Image of sand dunes, and related plants and animal species, with the words “The Dunes” and “Ecosystems of the Indiana Coastal Region”
Dunes protect. These mounds and ridges of wind-deposited sand, mostly near Lake Michigan, shelter a wide variety of threatened and endangered species. The piping plover, a small shorebird, nests in the shoreline sand, often in the protection of a perched dune. Houghton’s goldenrod, pitcher’s thistle, and the dwarf lake iris are all examples of threatened plant species that live on the Great Lakes dunes.
Images show trees, animals, and leaves, as well as people doing prescribed burns, with the word “Savanna” and “Ecosystems of the Indiana Coastal Region.”
Saving coastal savannas. Much of the flora and fauna found in Black Oak savannas are listed as rare, threatened, or endangered.
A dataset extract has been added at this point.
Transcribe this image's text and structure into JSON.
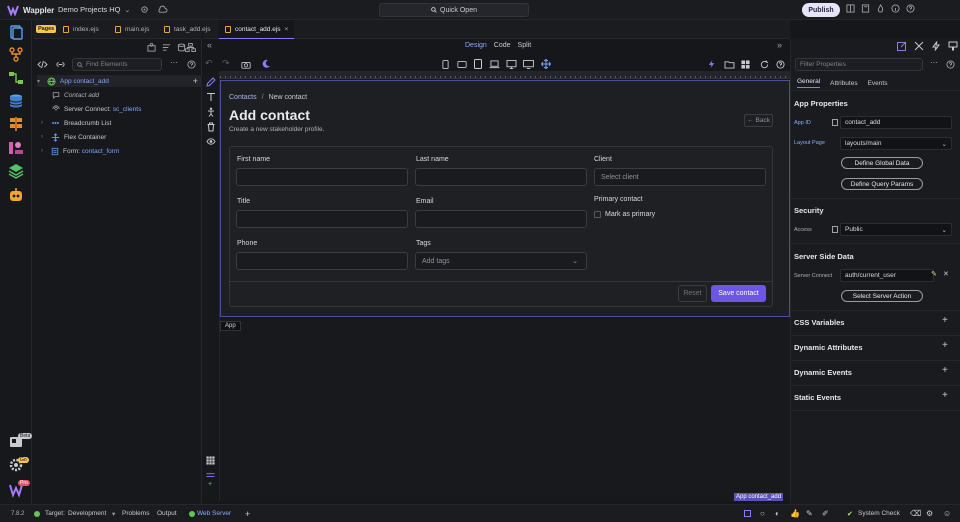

For instance, the federally endangered Karner blue butterfly needs savanna habitat for its food source, the wild lupine. Prescribed burns help maintain savanna health.
Image shows waterfowl along tree-lined rivers, with the words “Grand and Little Calumet Rivers” and “Ecosystems of the Indiana Coastal Region.”
Restoring river habitat. Partners are hard at work to heal the ecosystems of the Grand and Little Calumet Rivers, which have been harmed by past urbanization and habitat destruction. The waterfowl shown in this illustration will benefit greatly from the cleanup and renewal process.
Four illustrated panels show Lake Michigan aquatic species, food webs, and a species timeline for the lake, with the words, Lake Michigan” and “Ecosystems of the Indiana Coastal Region.”
Lake treasures and troublemakers. Lake trout and Chinook salmon ply the waters of Lake Michigan. So do non-native invasive species, such as zebra mussel and lamprey, which threaten a variety of drinking and inland waters, as well as electrical power generation and other industries. Many organizations work to limit the damage caused by these creatures.
Image of two panels shows colorful wildflowers, grasses, waterways, and wildlife creatures, plus the words “Dune & Swale” and “Ecosystems of the Indiana Coastal Region.”
The beauty of restoration. Running along the Grand Calumet River is the Seidner Dune and Swale, a 50-acre area that was restored after heavy industrial ecosystem damage. The landscape of dunes and swales (shallow ditches that carry off water) feature beautiful wildflowers and a rich sheltering ground for egrets, herons, and other creatures. A 1.3 mile walking trail is also on site.

Posters: Take Your Pick

Posters may be picked up at several locations in the coastal region, or ordered by mail for a small shipping and handling fee. See this web page for more information. (2023)

Partners: Indiana Lake Michigan Coastal Program, NOAA Office for Coastal Management, Great Lakes Restoration Initiative, U.S. Environmental Protection Agency